A document posted on the government legislation portal Lex.uz on January 9 stated that the visa-free regime will only come into force in 2021. Nations eligible for visa-free travel under the now-cancelled initiative had included the United Kingdom, Germany, Italy, South Korea and Canada. Citizens of 12 countries, which included the United States, were also to be granted visa-free travel provided they were 55 years and over.
It is not wholly clear what has motivated this sudden change of heart on a policy, unveiled in early December, that appeared to indicate Uzbekistan was bracing to pursue a line of greater openness to the outside world. The decree making the announcement claimed it was motivated by a desire to pursue a "sustainable and balanced development of tourist activity” and create conditions to “ensure the safety of life and health of foreign tourists.”
The zig-zagging in decision-making suggests, however, that even with the increasing consolidation of freshly elected President Shavkat Mirziyoyev, tensions within the ruling elite remain in place.
News of this reversal will be greeted with dismay by the country’s tourist operators, who were heartened by Mirziyoyev’s stated intent to overhaul the leisure sector.
As part of an agenda of economic liberalization, Mirziyoyev’s government is looking to diversify the economy, attract greater foreign investment and, perhaps most importantly, transform Uzbekistan’s image as an isolated and inward-looking hermit nation.
According to the text of the decree, Mirziyoyev approved the policy backtrack on January 1, but the document was for some reason published only on January 9.
Despite Uzbekistan’s wealth of tourist draws, the sector performs relatively badly due to a combination of factors, such as bureaucratic hurdles, shortage of quality accommodation and mediocre service standards.
The London-based World Travel & Tourism Council estimates that the total contribution of tourism to Uzbekistan’s gross domestic product in 2015 stood at 3.2 percent. The WTTC’s projections see the value of tourism increasing in cash terms by 2026, but still remaining stagnant in proportional impact terms, at 3 percent of GDP.
Another problem cited by tourism operators is the often exorbitant cost of traveling to Uzbekistan from Western countries. Possibly acknowledging that fact, state-owned carrier Uzbekistan Airways last week announced its was selling tickets for its London route at promotional prices through to the end of February.
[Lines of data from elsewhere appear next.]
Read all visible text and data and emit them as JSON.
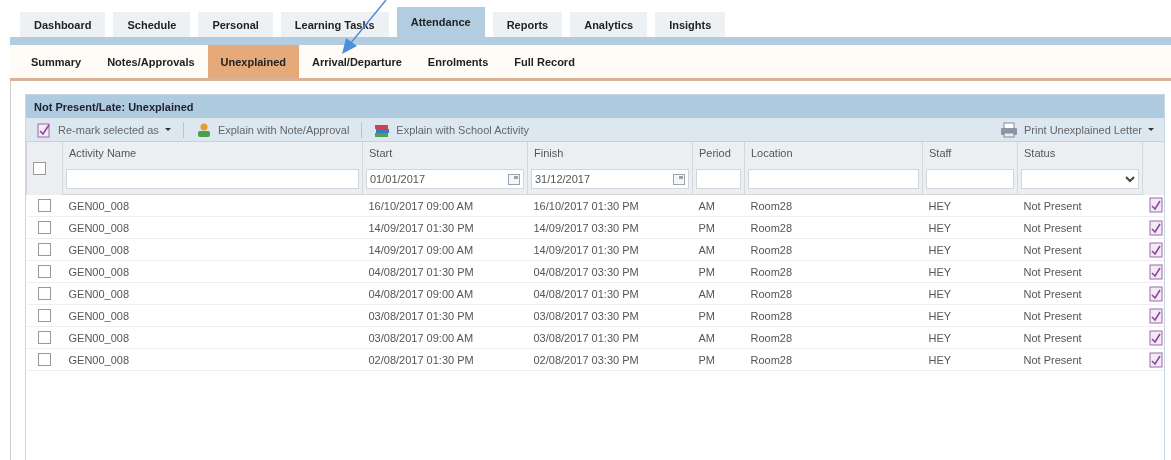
{
  "top_tabs": [
    {
      "label": "Dashboard",
      "selected": false
    },
    {
      "label": "Schedule",
      "selected": false
    },
    {
      "label": "Personal",
      "selected": false
    },
    {
      "label": "Learning Tasks",
      "selected": false
    },
    {
      "label": "Attendance",
      "selected": true
    },
    {
      "label": "Reports",
      "selected": false
    },
    {
      "label": "Analytics",
      "selected": false
    },
    {
      "label": "Insights",
      "selected": false
    }
  ],
  "sub_tabs": [
    {
      "label": "Summary",
      "selected": false
    },
    {
      "label": "Notes/Approvals",
      "selected": false
    },
    {
      "label": "Unexplained",
      "selected": true
    },
    {
      "label": "Arrival/Departure",
      "selected": false
    },
    {
      "label": "Enrolments",
      "selected": false
    },
    {
      "label": "Full Record",
      "selected": false
    }
  ],
  "panel": {
    "title": "Not Present/Late: Unexplained",
    "toolbar_left": [
      {
        "label": "Re-mark selected as",
        "dropdown": true
      },
      {
        "label": "Explain with Note/Approval",
        "dropdown": false
      },
      {
        "label": "Explain with School Activity",
        "dropdown": false
      }
    ],
    "toolbar_right": [
      {
        "label": "Print Unexplained Letter",
        "dropdown": true
      }
    ]
  },
  "table": {
    "select_all_checked": false,
    "columns": [
      {
        "label": "Activity Name",
        "kind": "text"
      },
      {
        "label": "Start",
        "kind": "date",
        "filter_value": "01/01/2017"
      },
      {
        "label": "Finish",
        "kind": "date",
        "filter_value": "31/12/2017"
      },
      {
        "label": "Period",
        "kind": "text"
      },
      {
        "label": "Location",
        "kind": "text"
      },
      {
        "label": "Staff",
        "kind": "text"
      },
      {
        "label": "Status",
        "kind": "select"
      }
    ],
    "rows": [
      {
        "checked": false,
        "cells": [
          "GEN00_008",
          "16/10/2017 09:00 AM",
          "16/10/2017 01:30 PM",
          "AM",
          "Room28",
          "HEY",
          "Not Present"
        ]
      },
      {
        "checked": false,
        "cells": [
          "GEN00_008",
          "14/09/2017 01:30 PM",
          "14/09/2017 03:30 PM",
          "PM",
          "Room28",
          "HEY",
          "Not Present"
        ]
      },
      {
        "checked": false,
        "cells": [
          "GEN00_008",
          "14/09/2017 09:00 AM",
          "14/09/2017 01:30 PM",
          "AM",
          "Room28",
          "HEY",
          "Not Present"
        ]
      },
      {
        "checked": false,
        "cells": [
          "GEN00_008",
          "04/08/2017 01:30 PM",
          "04/08/2017 03:30 PM",
          "PM",
          "Room28",
          "HEY",
          "Not Present"
        ]
      },
      {
        "checked": false,
        "cells": [
          "GEN00_008",
          "04/08/2017 09:00 AM",
          "04/08/2017 01:30 PM",
          "AM",
          "Room28",
          "HEY",
          "Not Present"
        ]
      },
      {
        "checked": false,
        "cells": [
          "GEN00_008",
          "03/08/2017 01:30 PM",
          "03/08/2017 03:30 PM",
          "PM",
          "Room28",
          "HEY",
          "Not Present"
        ]
      },
      {
        "checked": false,
        "cells": [
          "GEN00_008",
          "03/08/2017 09:00 AM",
          "03/08/2017 01:30 PM",
          "AM",
          "Room28",
          "HEY",
          "Not Present"
        ]
      },
      {
        "checked": false,
        "cells": [
          "GEN00_008",
          "02/08/2017 01:30 PM",
          "02/08/2017 03:30 PM",
          "PM",
          "Room28",
          "HEY",
          "Not Present"
        ]
      }
    ]
  }
}
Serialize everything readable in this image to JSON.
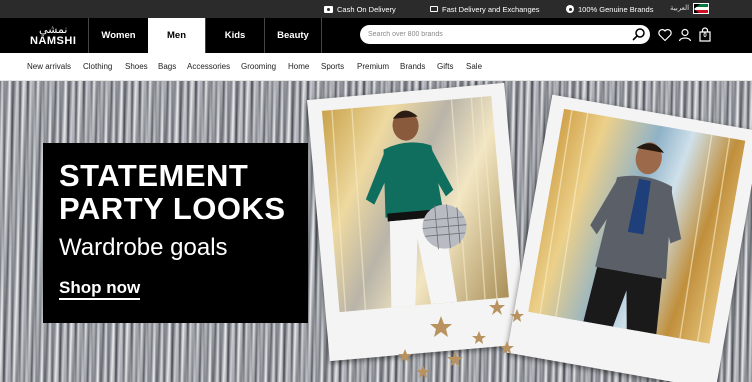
{
  "topbar": {
    "cod": "Cash On Delivery",
    "delivery": "Fast Delivery and Exchanges",
    "genuine": "100% Genuine Brands",
    "language": "العربية",
    "icons": {
      "cod": "cash-icon",
      "delivery": "delivery-icon",
      "genuine": "genuine-badge-icon",
      "flag": "kuwait-flag-icon"
    }
  },
  "header": {
    "logo_ar": "نمشي",
    "logo_en": "NAMSHI",
    "departments": [
      {
        "label": "Women",
        "active": false
      },
      {
        "label": "Men",
        "active": true
      },
      {
        "label": "Kids",
        "active": false
      },
      {
        "label": "Beauty",
        "active": false
      }
    ],
    "search_placeholder": "Search over 800 brands",
    "cart_count": "0",
    "icons": [
      "search-icon",
      "heart-icon",
      "user-icon",
      "cart-icon"
    ]
  },
  "categories": [
    "New arrivals",
    "Clothing",
    "Shoes",
    "Bags",
    "Accessories",
    "Grooming",
    "Home",
    "Sports",
    "Premium",
    "Brands",
    "Gifts",
    "Sale"
  ],
  "hero": {
    "title_line1": "STATEMENT",
    "title_line2": "PARTY LOOKS",
    "subtitle": "Wardrobe goals",
    "cta": "Shop now"
  },
  "colors": {
    "topbar": "#2b2b2b",
    "header": "#000000",
    "active_tab": "#ffffff",
    "hero_box": "#000000"
  }
}
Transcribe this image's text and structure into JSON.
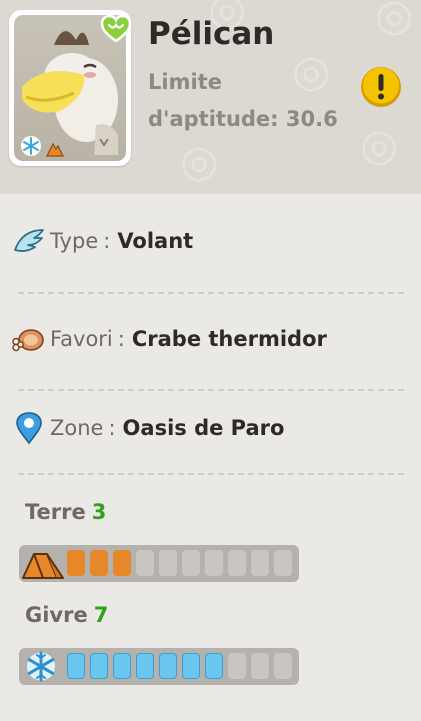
{
  "pet": {
    "name": "Pélican",
    "aptitude_line1": "Limite",
    "aptitude_line2": "d'aptitude: 30.6"
  },
  "info": {
    "type_label": "Type",
    "type_value": "Volant",
    "favori_label": "Favori",
    "favori_value": "Crabe thermidor",
    "zone_label": "Zone",
    "zone_value": "Oasis de Paro",
    "separator": ":"
  },
  "stats": [
    {
      "label": "Terre",
      "value": "3",
      "level": 3,
      "max": 10,
      "color": "#e6882a",
      "icon": "terre-icon"
    },
    {
      "label": "Givre",
      "value": "7",
      "level": 7,
      "max": 10,
      "color": "#69c6ee",
      "icon": "givre-icon"
    }
  ],
  "colors": {
    "stat_number": "#2ea21b",
    "warning": "#f5c400"
  }
}
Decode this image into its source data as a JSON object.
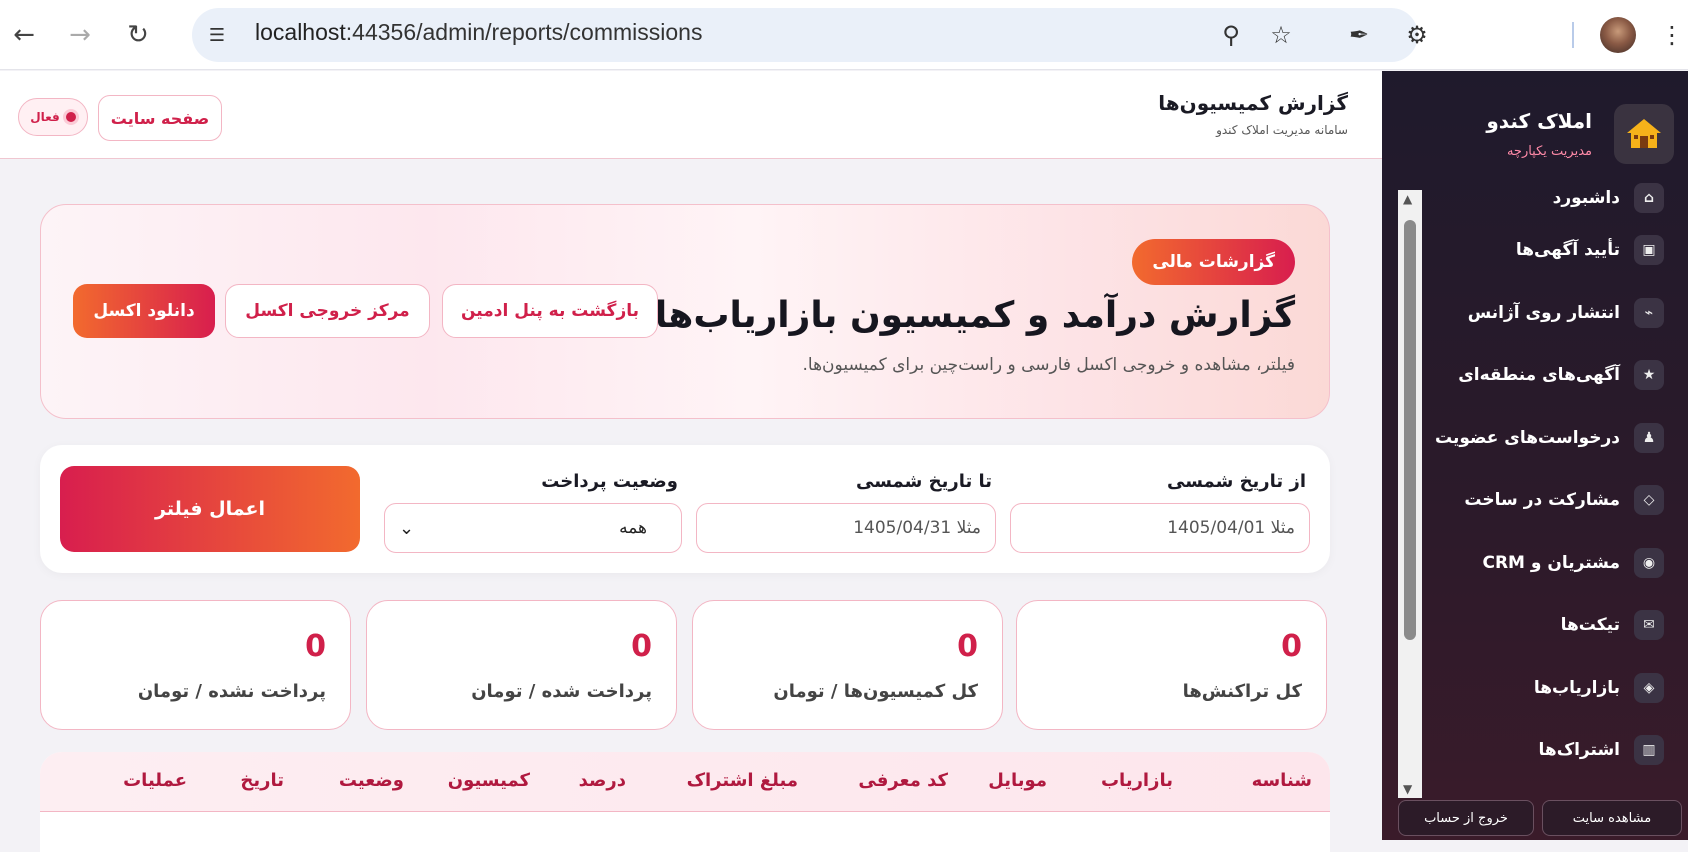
{
  "browser": {
    "url_host": "localhost",
    "url_path": ":44356/admin/reports/commissions"
  },
  "sidebar": {
    "brand_title": "املاک کندو",
    "brand_sub": "مدیریت یکپارچه",
    "items": [
      {
        "label": "داشبورد",
        "icon": "⌂"
      },
      {
        "label": "تأیید آگهی‌ها",
        "icon": "▣"
      },
      {
        "label": "انتشار روی آژانس",
        "icon": "⌁"
      },
      {
        "label": "آگهی‌های منطقه‌ای",
        "icon": "★"
      },
      {
        "label": "درخواست‌های عضویت",
        "icon": "♟"
      },
      {
        "label": "مشارکت در ساخت",
        "icon": "◇"
      },
      {
        "label": "مشتریان و CRM",
        "icon": "◉"
      },
      {
        "label": "تیکت‌ها",
        "icon": "✉"
      },
      {
        "label": "بازاریاب‌ها",
        "icon": "◈"
      },
      {
        "label": "اشتراک‌ها",
        "icon": "▥"
      }
    ],
    "view_site": "مشاهده سایت",
    "logout": "خروج از حساب"
  },
  "header": {
    "title": "گزارش کمیسیون‌ها",
    "subtitle": "سامانه مدیریت املاک کندو",
    "site_button": "صفحه سایت",
    "status": "فعال"
  },
  "hero": {
    "chip": "گزارشات مالی",
    "title": "گزارش درآمد و کمیسیون بازاریاب‌ها",
    "description": "فیلتر، مشاهده و خروجی اکسل فارسی و راست‌چین برای کمیسیون‌ها.",
    "back_button": "بازگشت به پنل ادمین",
    "export_center_button": "مرکز خروجی اکسل",
    "download_button": "دانلود اکسل"
  },
  "filters": {
    "from_label": "از تاریخ شمسی",
    "from_placeholder": "مثلا 1405/04/01",
    "to_label": "تا تاریخ شمسی",
    "to_placeholder": "مثلا 1405/04/31",
    "status_label": "وضعیت پرداخت",
    "status_value": "همه",
    "apply_button": "اعمال فیلتر"
  },
  "stats": [
    {
      "value": "0",
      "label": "کل تراکنش‌ها"
    },
    {
      "value": "0",
      "label": "کل کمیسیون‌ها / تومان"
    },
    {
      "value": "0",
      "label": "پرداخت شده / تومان"
    },
    {
      "value": "0",
      "label": "پرداخت نشده / تومان"
    }
  ],
  "table": {
    "columns": [
      "شناسه",
      "بازاریاب",
      "موبایل",
      "کد معرفی",
      "مبلغ اشتراک",
      "درصد",
      "کمیسیون",
      "وضعیت",
      "تاریخ",
      "عملیات"
    ]
  },
  "colors": {
    "accent": "#d0204a",
    "accent_orange": "#f26a2e",
    "sidebar_bg": "#1f1a2c"
  }
}
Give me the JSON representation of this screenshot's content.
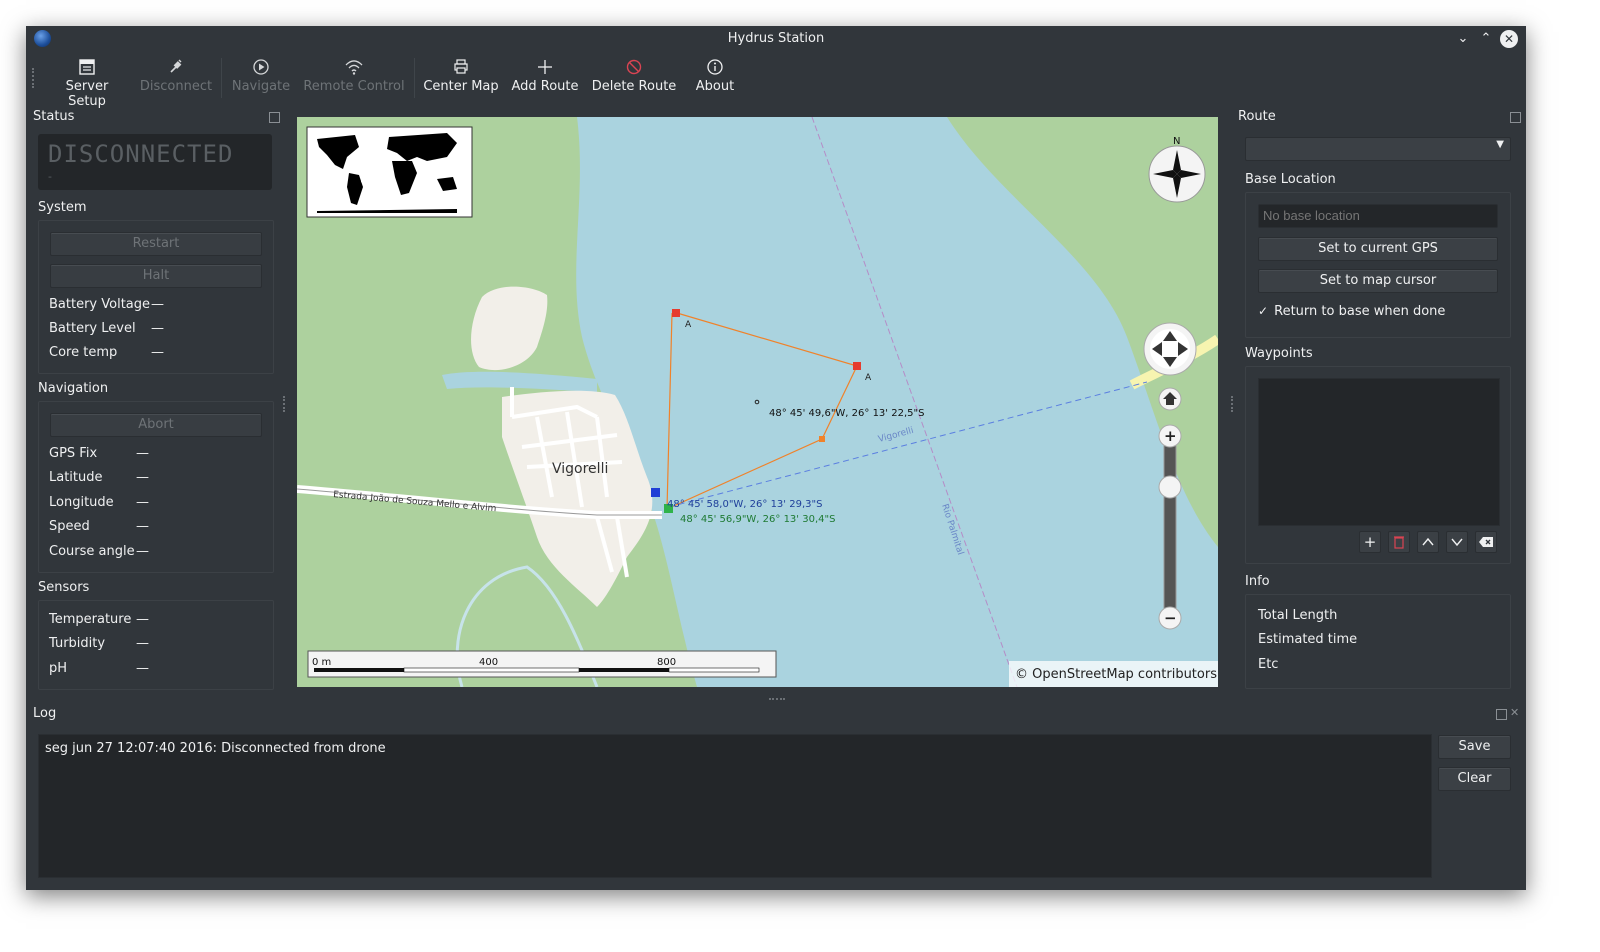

Still, if that promotion was indeed tailored for foreign travelers, it lucidly illustrates how poorly joined-up Uzbekistan’s tourism agenda is. Anybody applying for a visa now could expect waits of up to two weeks or more to receive a visa, and only after having compiled and handed in the fiddly required paperwork, by which time the ticket promotion may have already ceased to be relevant.
Wishing to grant Uzbekistan the benefit of the doubt on its visa reversal, it is possible that the government understood that the country is very far from ready to accommodate a sudden surge in visitor numbers.
“It would appear that our infrastructure was not ready for this — airports are in a terrible state,” political analyst Rafael Sattarov told EurasiaNet.org.
A sudden rush of tourists was never truly on the cards, however. Rather, it is more probable that Uzbekistan is reverting to type by retaining a system in place that will allow a continuation of the rigid Soviet-style monitoring of the foreigners that go in and out of the country.
Meanwhile, foreign-based Uzbek journalist Ulugbek Khaydarov told EurasiaNet.org that this development suggests Mirziyoyev may not yet wield total authority.
“Somebody is working really hard to prevent any changes in the country and we will soon see a bitter battle within the ruling elite, in which it is likely that Mirziyoyev will emerge as the winner,” Khaydarov said.